**What is needed**
For every line in the data below, check for the word "JSON", then state how many lines have it. Answer with the number only.
*** Opening of Supplied records ***
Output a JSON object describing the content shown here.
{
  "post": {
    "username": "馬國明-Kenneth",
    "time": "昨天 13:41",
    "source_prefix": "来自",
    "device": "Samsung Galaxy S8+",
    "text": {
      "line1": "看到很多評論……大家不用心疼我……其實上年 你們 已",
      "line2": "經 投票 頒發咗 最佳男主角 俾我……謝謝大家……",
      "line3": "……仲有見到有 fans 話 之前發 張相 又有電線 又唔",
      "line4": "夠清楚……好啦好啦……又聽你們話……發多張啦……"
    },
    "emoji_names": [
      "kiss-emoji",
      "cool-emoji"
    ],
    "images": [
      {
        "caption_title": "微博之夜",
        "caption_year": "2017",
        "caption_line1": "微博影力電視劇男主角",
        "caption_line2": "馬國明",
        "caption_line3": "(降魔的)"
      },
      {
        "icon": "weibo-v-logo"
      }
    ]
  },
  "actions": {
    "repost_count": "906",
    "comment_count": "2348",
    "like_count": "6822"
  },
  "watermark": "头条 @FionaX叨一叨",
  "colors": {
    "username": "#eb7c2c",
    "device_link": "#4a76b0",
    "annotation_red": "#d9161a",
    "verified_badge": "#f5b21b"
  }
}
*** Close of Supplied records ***
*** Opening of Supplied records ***
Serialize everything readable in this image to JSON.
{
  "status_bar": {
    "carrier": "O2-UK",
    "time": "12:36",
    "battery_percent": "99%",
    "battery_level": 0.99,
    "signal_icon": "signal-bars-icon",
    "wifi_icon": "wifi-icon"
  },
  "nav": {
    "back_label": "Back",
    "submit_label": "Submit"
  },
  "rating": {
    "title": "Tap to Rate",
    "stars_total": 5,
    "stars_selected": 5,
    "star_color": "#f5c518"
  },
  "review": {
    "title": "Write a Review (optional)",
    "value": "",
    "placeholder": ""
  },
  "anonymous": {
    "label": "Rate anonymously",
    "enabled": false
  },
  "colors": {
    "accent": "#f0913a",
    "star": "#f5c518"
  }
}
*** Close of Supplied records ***
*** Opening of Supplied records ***
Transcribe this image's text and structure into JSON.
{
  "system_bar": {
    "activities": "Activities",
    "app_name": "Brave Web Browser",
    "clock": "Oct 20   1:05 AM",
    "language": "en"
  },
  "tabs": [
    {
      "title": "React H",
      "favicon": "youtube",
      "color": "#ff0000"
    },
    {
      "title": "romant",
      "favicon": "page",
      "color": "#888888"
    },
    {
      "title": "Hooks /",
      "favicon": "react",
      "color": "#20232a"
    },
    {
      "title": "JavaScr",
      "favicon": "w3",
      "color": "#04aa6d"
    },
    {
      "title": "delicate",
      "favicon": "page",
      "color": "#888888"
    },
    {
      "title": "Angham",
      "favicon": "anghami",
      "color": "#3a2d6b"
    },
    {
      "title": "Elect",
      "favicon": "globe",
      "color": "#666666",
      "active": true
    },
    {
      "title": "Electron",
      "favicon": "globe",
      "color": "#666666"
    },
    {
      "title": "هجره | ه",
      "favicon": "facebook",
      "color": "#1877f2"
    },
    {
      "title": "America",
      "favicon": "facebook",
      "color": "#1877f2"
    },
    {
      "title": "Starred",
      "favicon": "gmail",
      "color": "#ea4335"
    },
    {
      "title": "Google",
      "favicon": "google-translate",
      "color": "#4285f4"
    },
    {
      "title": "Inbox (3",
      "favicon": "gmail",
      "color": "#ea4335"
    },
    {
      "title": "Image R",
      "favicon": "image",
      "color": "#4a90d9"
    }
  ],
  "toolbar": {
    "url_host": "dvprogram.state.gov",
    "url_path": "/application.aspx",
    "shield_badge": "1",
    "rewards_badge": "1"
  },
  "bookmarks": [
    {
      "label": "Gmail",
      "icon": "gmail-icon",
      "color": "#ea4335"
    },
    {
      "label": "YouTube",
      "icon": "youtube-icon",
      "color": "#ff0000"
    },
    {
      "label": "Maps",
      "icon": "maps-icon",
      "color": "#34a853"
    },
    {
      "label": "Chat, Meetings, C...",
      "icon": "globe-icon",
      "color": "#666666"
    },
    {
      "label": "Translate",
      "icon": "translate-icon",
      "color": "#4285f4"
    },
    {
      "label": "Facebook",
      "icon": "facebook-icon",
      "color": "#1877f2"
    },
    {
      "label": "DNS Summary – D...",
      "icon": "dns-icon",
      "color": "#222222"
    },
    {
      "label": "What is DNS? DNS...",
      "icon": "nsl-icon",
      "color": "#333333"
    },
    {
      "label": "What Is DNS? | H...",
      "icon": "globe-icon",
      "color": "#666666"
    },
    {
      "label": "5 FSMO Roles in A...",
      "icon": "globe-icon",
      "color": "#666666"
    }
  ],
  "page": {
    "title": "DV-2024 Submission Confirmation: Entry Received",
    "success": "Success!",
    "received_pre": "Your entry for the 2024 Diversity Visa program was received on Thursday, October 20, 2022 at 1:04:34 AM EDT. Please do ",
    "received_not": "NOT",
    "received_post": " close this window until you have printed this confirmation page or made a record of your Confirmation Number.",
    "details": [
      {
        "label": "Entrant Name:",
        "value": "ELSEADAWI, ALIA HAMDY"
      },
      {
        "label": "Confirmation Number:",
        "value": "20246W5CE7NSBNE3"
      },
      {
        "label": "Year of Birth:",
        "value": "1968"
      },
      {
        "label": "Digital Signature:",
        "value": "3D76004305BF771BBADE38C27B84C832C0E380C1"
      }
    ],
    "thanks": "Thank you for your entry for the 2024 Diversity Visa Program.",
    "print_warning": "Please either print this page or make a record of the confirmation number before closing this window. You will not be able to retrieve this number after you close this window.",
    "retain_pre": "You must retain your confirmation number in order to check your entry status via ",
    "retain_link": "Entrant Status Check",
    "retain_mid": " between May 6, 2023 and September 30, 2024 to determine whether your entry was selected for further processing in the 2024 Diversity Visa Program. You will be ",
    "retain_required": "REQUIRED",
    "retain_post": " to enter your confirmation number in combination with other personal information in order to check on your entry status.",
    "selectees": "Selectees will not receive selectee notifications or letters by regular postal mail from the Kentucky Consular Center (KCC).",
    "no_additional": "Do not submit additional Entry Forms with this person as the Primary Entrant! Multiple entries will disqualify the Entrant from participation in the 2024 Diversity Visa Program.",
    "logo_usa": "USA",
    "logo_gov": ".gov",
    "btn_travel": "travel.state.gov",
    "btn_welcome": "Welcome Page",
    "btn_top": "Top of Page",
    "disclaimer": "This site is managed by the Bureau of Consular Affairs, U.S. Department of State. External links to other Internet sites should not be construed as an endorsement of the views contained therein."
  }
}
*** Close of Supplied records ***
**Solution to this exercise**
3